Combining renewable subsidies and higher tariffs on coal would lower the emissions by nearly one-third in India by 2030 compared to the current policies, according to a study carried out by two IMF economists.
The study, conducted by Margaux MacDonald and John Spray, notes that the two steps would also decrease coal imports by 14 per cent by 2030, thus increasing resilience to global changes in energy prices and improving energy security.
Released on Tuesday, the study observes that India has made significant progress towards meeting its emissions reduction targets under the Paris Agreement, but with current policies total greenhouse gas (GHG) emissions would nonetheless increase by more than 40 per cent by 2030.
While a modest increase in short-term emissions may be necessary to meet poverty reduction and energy security goals, a more rapid scaling up of current policies could help lower emissions considerably over the medium term and bring India closer to a path to net zero by 2070, it said.
The two economists said that their research shows an alternative emissions trajectory could be achieved by scaling up current policies.
“One of our proposals includes a gradual increase in subsidies on the use of renewable energy coupled with higher taxes on emissions, in addition to the many targeted policies that India has focused on,” it said.

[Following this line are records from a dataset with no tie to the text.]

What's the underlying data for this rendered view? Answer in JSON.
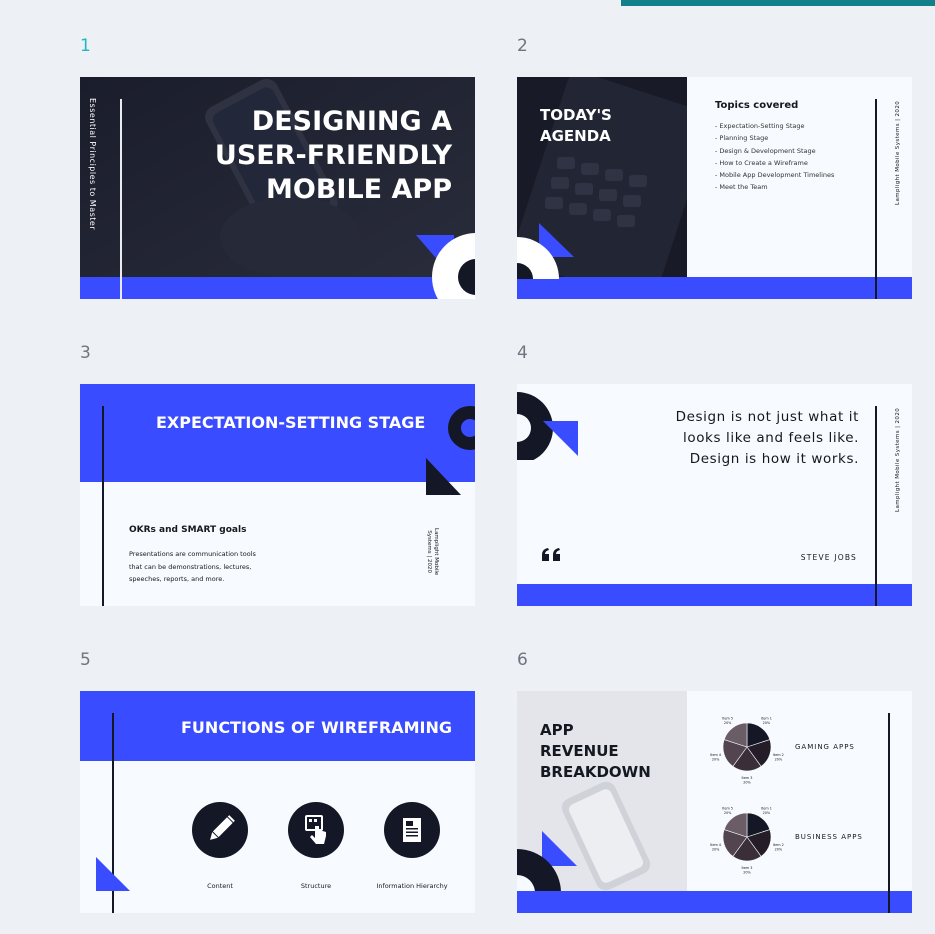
{
  "colors": {
    "background": "#edf0f4",
    "accent": "#3a4cff",
    "dark": "#131726",
    "active_number": "#1db8c4",
    "top_bar": "#12808a"
  },
  "slides": [
    {
      "number": "1",
      "title_lines": [
        "DESIGNING A",
        "USER-FRIENDLY",
        "MOBILE APP"
      ],
      "side_text": "Essential Principles to Master"
    },
    {
      "number": "2",
      "title_lines": [
        "TODAY'S",
        "AGENDA"
      ],
      "topics_heading": "Topics covered",
      "topics": [
        "- Expectation-Setting Stage",
        "- Planning Stage",
        "- Design & Development Stage",
        "- How to Create a Wireframe",
        "- Mobile App Development Timelines",
        "- Meet the Team"
      ],
      "footer": "Lamplight Mobile Systems | 2020"
    },
    {
      "number": "3",
      "title": "EXPECTATION-SETTING STAGE",
      "subtitle": "OKRs and SMART goals",
      "body_lines": [
        "Presentations are communication tools",
        "that can be demonstrations, lectures,",
        "speeches, reports, and more."
      ],
      "footer_lines": [
        "Lamplight Mobile",
        "Systems | 2020"
      ]
    },
    {
      "number": "4",
      "quote_lines": [
        "Design is not just what it",
        "looks like and feels like.",
        "Design is how it works."
      ],
      "quote_mark": "66",
      "author": "STEVE JOBS",
      "footer": "Lamplight Mobile Systems | 2020"
    },
    {
      "number": "5",
      "title": "FUNCTIONS OF WIREFRAMING",
      "items": [
        {
          "label": "Content",
          "icon": "pencil-icon"
        },
        {
          "label": "Structure",
          "icon": "touch-screen-icon"
        },
        {
          "label": "Information Hierarchy",
          "icon": "document-icon"
        }
      ]
    },
    {
      "number": "6",
      "title_lines": [
        "APP",
        "REVENUE",
        "BREAKDOWN"
      ],
      "charts": [
        {
          "label": "GAMING APPS"
        },
        {
          "label": "BUSINESS APPS"
        }
      ]
    }
  ],
  "chart_data": [
    {
      "type": "pie",
      "title": "GAMING APPS",
      "categories": [
        "Item 1",
        "Item 2",
        "Item 3",
        "Item 4",
        "Item 5"
      ],
      "values": [
        20,
        20,
        20,
        20,
        20
      ],
      "data_labels": [
        "20%",
        "20%",
        "20%",
        "20%",
        "20%"
      ]
    },
    {
      "type": "pie",
      "title": "BUSINESS APPS",
      "categories": [
        "Item 1",
        "Item 2",
        "Item 3",
        "Item 4",
        "Item 5"
      ],
      "values": [
        20,
        20,
        20,
        20,
        20
      ],
      "data_labels": [
        "20%",
        "20%",
        "20%",
        "20%",
        "20%"
      ]
    }
  ]
}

This would have the added benefit of early reduction in the reliance on imported fuels, helping to ensure universal access to energy, and lessening the negative health effects of pollution.
External climate financing and technology transfer would help mitigate costs and ensure sustainability.
“In our model, combining renewable subsidies and higher tariffs on coal (roughly equivalent to ramping up India’s existing excise duty on coal) would result in nearly one-third lower emissions by 2030 compared to current policies,” said the IMF paper.
“In this scenario, growing energy demand is met through a gradual increase of renewable energy and by allowing coal power to taper off, thus exceeding the goal of 50 per cent non-fossil fuel electricity capacity. Under such a policy, not only would the share of renewables rise significantly but overall electricity supply would increase,” it said.
While this policy has clear environmental benefits, the economists estimate that the policy will result in a modest reduction in the level of real gross domestic product (relative to projections based on current policies) as firms and consumers pay higher taxes.
“However, enough fiscal revenues would be raised to compensate the poorest citizen to such an extent that the policy would be progressive overall. Additionally, the small cost of this policy is less distortionary than other options,” they noted.
“Lower emissions would have significant benefits. Increasing renewable energy usage and allowing coal to taper off in this policy scenario would lead to a 2.5 per cent reduction in pollution, saving lives and leading to fewer missed school and workdays. It would also decrease coal imports by 14 per cent by 2030, thus increasing resilience to global changes in energy prices and improving energy security,” the IMF paper said.